          • (Score: 1) by khallow on Saturday September 11, @07:30PM (5 children)

            by khallow (3766) Subscriber Badge on Saturday September 11, @07:30PM (#1177061) Journal
            Exactly. They weren't particularly lucky since the civil war lasted a while and there was a bit of genocide in there.
            • (Score: 2) by Opportunist on Saturday September 11, @08:28PM (4 children)

              by Opportunist (5545) on Saturday September 11, @08:28PM (#1177082)

              Well, compared to Iraq...

              • (Score: 1) by khallow on Saturday September 11, @08:41PM

                by khallow (3766) Subscriber Badge on Saturday September 11, @08:41PM (#1177086) Journal
                Not much different is it?
              • (Score: 1) by khallow on Saturday September 11, @11:35PM (2 children)

                by khallow (3766) Subscriber Badge on Saturday September 11, @11:35PM (#1177124) Journal
                Also note that IS really was created by the destabilization of Syria rather than Iraq. And that happened while Bashar al-Assad was in command.
                • (Score: 0) by Anonymous Coward on Sunday September 12, @01:56AM (1 child)

                  by Anonymous Coward on Sunday September 12, @01:56AM (#1177148)

                  Uh, only because we started bombing them.

                  • (Score: 1) by khallow on Sunday September 12, @11:05AM

                    by khallow (3766) Subscriber Badge on Sunday September 12, @11:05AM (#1177204) Journal
                    The Syrian civil war started in 2011 with the Arab Spring. ISIL's invasion of Iraq started at the end of 2013. Any bombing of ISIL in Syria by the US and allies would have happened after that. So no the timing is wrong for your narrative.
      • (Score: 2) by PinkyGigglebrain on Saturday September 11, @06:18PM

        by PinkyGigglebrain (4458) on Saturday September 11, @06:18PM (#1177040)

        If you draw lines arbitrarily in the sand without giving half a shit about where peoples live, you create future conflicts.

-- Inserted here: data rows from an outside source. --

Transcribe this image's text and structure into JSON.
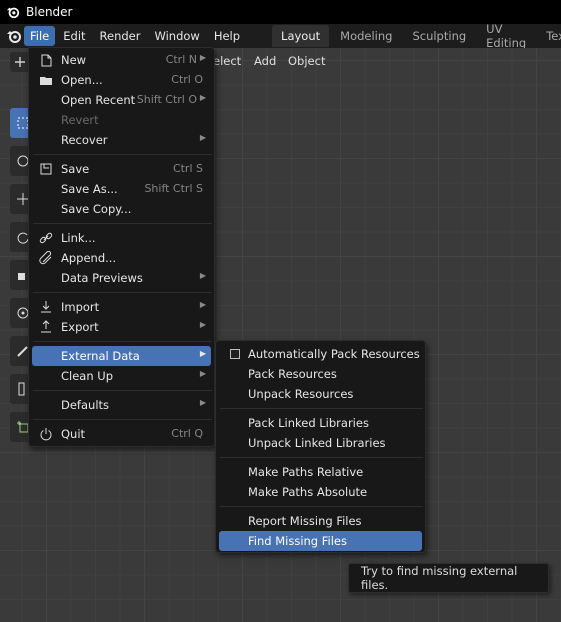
{
  "app": {
    "title": "Blender"
  },
  "topmenu": [
    "File",
    "Edit",
    "Render",
    "Window",
    "Help"
  ],
  "workspace_tabs": [
    "Layout",
    "Modeling",
    "Sculpting",
    "UV Editing",
    "Texture"
  ],
  "viewport_header": {
    "items": [
      "elect",
      "Add",
      "Object"
    ]
  },
  "file_menu": {
    "items": [
      {
        "label": "New",
        "shortcut": "Ctrl N",
        "submenu": true,
        "icon": "new-file-icon"
      },
      {
        "label": "Open...",
        "shortcut": "Ctrl O",
        "icon": "folder-icon"
      },
      {
        "label": "Open Recent",
        "shortcut": "Shift Ctrl O",
        "submenu": true
      },
      {
        "label": "Revert",
        "disabled": true
      },
      {
        "label": "Recover",
        "submenu": true
      },
      {
        "label": "Save",
        "shortcut": "Ctrl S",
        "icon": "save-icon"
      },
      {
        "label": "Save As...",
        "shortcut": "Shift Ctrl S"
      },
      {
        "label": "Save Copy..."
      },
      {
        "label": "Link...",
        "icon": "link-icon"
      },
      {
        "label": "Append...",
        "icon": "append-icon"
      },
      {
        "label": "Data Previews",
        "submenu": true
      },
      {
        "label": "Import",
        "submenu": true,
        "icon": "import-icon"
      },
      {
        "label": "Export",
        "submenu": true,
        "icon": "export-icon"
      },
      {
        "label": "External Data",
        "submenu": true,
        "highlighted": true
      },
      {
        "label": "Clean Up",
        "submenu": true
      },
      {
        "label": "Defaults",
        "submenu": true
      },
      {
        "label": "Quit",
        "shortcut": "Ctrl Q",
        "icon": "power-icon"
      }
    ]
  },
  "external_data_menu": {
    "items": [
      {
        "label": "Automatically Pack Resources",
        "checkbox": true,
        "checked": false
      },
      {
        "label": "Pack Resources"
      },
      {
        "label": "Unpack Resources"
      },
      {
        "label": "Pack Linked Libraries"
      },
      {
        "label": "Unpack Linked Libraries"
      },
      {
        "label": "Make Paths Relative"
      },
      {
        "label": "Make Paths Absolute"
      },
      {
        "label": "Report Missing Files"
      },
      {
        "label": "Find Missing Files",
        "highlighted": true
      }
    ]
  },
  "tooltip": {
    "text": "Try to find missing external files."
  },
  "colors": {
    "accent": "#4772b3",
    "menu_bg": "#181818",
    "titlebar": "#000000"
  }
}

        Sadly even when you do give a shit about where people live they will still attack their neighbors for some reason, ranging from religion, resources, imagined slights that happened 100s of years ago, etc.. Just look at India and Pakistan. That border was drawn with full thought to where the different groups lived and the border is still a cluster fuck.

        --
        "Beware those who would deny you Knowledge, For in their hearts they dream themselves your Master."
      • (Score: 1) by khallow on Saturday September 11, @11:33PM

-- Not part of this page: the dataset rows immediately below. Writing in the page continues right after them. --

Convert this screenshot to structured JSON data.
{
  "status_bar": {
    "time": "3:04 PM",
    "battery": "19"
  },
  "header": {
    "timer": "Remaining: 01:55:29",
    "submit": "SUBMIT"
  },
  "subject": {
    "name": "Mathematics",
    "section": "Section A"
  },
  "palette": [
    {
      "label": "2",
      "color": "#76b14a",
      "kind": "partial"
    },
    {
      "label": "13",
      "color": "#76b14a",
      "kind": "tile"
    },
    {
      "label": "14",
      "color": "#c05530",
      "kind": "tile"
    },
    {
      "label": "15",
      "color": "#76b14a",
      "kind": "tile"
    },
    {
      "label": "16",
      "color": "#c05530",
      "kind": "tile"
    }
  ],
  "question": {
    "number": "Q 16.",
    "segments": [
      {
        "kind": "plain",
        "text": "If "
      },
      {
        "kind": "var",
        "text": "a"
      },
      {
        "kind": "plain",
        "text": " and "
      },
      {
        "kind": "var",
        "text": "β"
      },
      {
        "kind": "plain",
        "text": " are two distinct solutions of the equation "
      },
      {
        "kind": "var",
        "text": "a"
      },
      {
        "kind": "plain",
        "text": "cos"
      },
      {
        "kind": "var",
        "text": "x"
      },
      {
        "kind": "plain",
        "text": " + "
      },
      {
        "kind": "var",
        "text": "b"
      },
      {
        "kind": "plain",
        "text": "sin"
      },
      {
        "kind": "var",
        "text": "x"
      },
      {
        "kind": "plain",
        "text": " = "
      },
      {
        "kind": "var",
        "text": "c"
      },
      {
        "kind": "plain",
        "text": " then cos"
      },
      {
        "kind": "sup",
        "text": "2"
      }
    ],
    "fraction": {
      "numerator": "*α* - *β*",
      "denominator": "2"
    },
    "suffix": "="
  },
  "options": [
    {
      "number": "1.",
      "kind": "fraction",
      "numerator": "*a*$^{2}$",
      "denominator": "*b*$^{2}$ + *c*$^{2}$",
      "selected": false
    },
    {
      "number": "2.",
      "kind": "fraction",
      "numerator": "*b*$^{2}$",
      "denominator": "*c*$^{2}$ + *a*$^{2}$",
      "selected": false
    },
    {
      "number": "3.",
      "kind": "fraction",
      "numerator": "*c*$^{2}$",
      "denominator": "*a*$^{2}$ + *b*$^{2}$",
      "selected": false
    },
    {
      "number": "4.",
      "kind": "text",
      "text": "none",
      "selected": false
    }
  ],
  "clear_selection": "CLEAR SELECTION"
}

        by khallow (3766) Subscriber Badge on Saturday September 11, @11:33PM (#1177123) Journal

        If you draw lines arbitrarily in the sand without giving half a shit about where peoples live, you create future conflicts.

        I agree with Pinky on this one. You can't draw a line that will fix what's wrong with the Middle East or anywhere else where conflicts are neighbor to neighbor rather than well defined regions.

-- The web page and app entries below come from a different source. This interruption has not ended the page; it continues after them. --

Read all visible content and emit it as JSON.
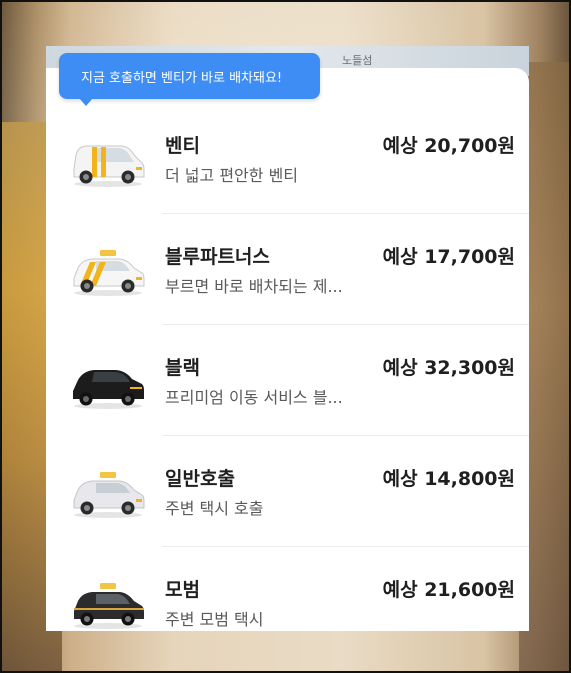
{
  "map": {
    "label": "노들섬"
  },
  "tooltip": {
    "text": "지금 호출하면 벤티가 바로 배차돼요!"
  },
  "options": [
    {
      "name": "벤티",
      "description": "더 넓고 편안한 벤티",
      "price": "예상 20,700원",
      "car_icon": "venti-van-icon"
    },
    {
      "name": "블루파트너스",
      "description": "부르면 바로 배차되는 제...",
      "price": "예상 17,700원",
      "car_icon": "blue-taxi-icon"
    },
    {
      "name": "블랙",
      "description": "프리미엄 이동 서비스 블...",
      "price": "예상 32,300원",
      "car_icon": "black-sedan-icon"
    },
    {
      "name": "일반호출",
      "description": "주변 택시 호출",
      "price": "예상 14,800원",
      "car_icon": "standard-taxi-icon"
    },
    {
      "name": "모범",
      "description": "주변 모범 택시",
      "price": "예상 21,600원",
      "car_icon": "deluxe-taxi-icon"
    }
  ],
  "colors": {
    "tooltip": "#3d8df5",
    "venti_stripe": "#f2b31b",
    "taxi_sign": "#f5c542",
    "black_car": "#1c1c1c"
  }
}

  • (Score: -1, Troll) by Anonymous Coward on Saturday September 11, @06:18PM (1 child)

    by Anonymous Coward on Saturday September 11, @06:18PM (#1177041)

    Your naivete is ridiculous. As if this was not all planned for reasons you can't seem to comprehend even though the rat turds are everywhere.

    • (Score: 2) by Opportunist on Saturday September 11, @10:56PM

      by Opportunist (5545) on Saturday September 11, @10:56PM (#1177120)

      C'mon, spill it, what nefarious evil shadow government is it this time?

  • (Score: 2) by Runaway1956 on Saturday September 11, @09:30PM

    by Runaway1956 (2926) Subscriber Badge on Saturday September 11, @09:30PM (#1177101) Homepage Journal

    Thank you for that observation.

    No matter how much we hated Saddam, he and his political machine were a stabilizing force in an unstable region. But, heads assplode when you explain that to people.

    --
    Let's go Brandon!